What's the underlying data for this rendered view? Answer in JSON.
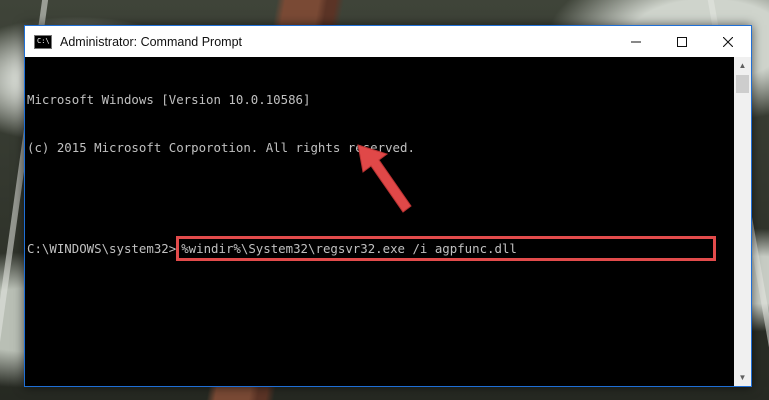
{
  "window": {
    "title": "Administrator: Command Prompt",
    "icon": "cmd-icon",
    "icon_text": "C:\\",
    "controls": [
      "minimize-icon",
      "maximize-icon",
      "close-icon"
    ]
  },
  "console": {
    "lines": [
      "Microsoft Windows [Version 10.0.10586]",
      "(c) 2015 Microsoft Corporotion. All rights reserved."
    ],
    "prompt": "C:\\WINDOWS\\system32>",
    "command": "%windir%\\System32\\regsvr32.exe /i agpfunc.dll"
  },
  "colors": {
    "highlight": "#e24b4b",
    "console_bg": "#000000",
    "console_text": "#c0c0c0",
    "window_border": "#1f6fd6"
  }
}
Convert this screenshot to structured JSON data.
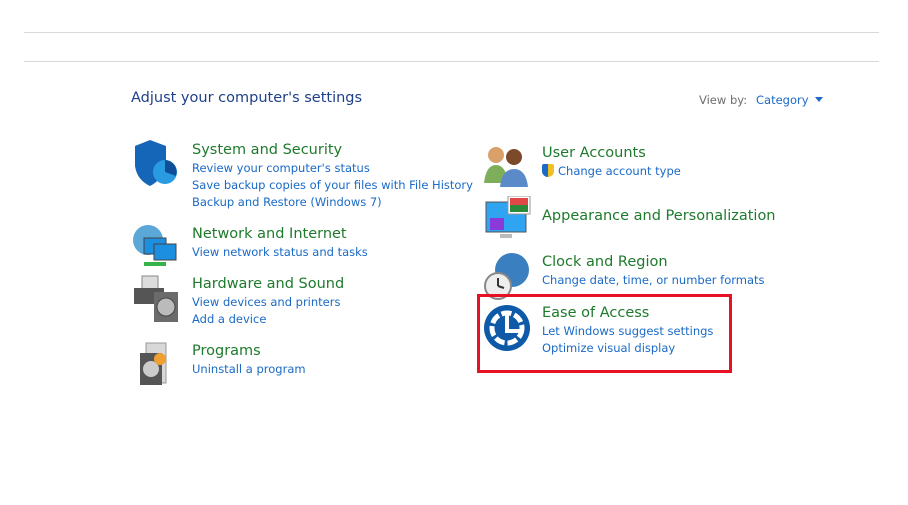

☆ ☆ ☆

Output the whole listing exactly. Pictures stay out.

What's the underlying data for this rendered view? Answer in JSON.
{
  "window": {
    "title": "Administrator: Command Prompt",
    "icon": "cmd-icon",
    "icon_text": "C:\\",
    "controls": [
      "minimize-icon",
      "maximize-icon",
      "close-icon"
    ]
  },
  "console": {
    "lines": [
      "Microsoft Windows [Version 10.0.10586]",
      "(c) 2015 Microsoft Corporotion. All rights reserved."
    ],
    "prompt": "C:\\WINDOWS\\system32>",
    "command": "%windir%\\System32\\regsvr32.exe /i agpfunc.dll"
  },
  "colors": {
    "highlight": "#e24b4b",
    "console_bg": "#000000",
    "console_text": "#c0c0c0",
    "window_border": "#1f6fd6"
  }
}
Convert this screenshot to structured JSON data.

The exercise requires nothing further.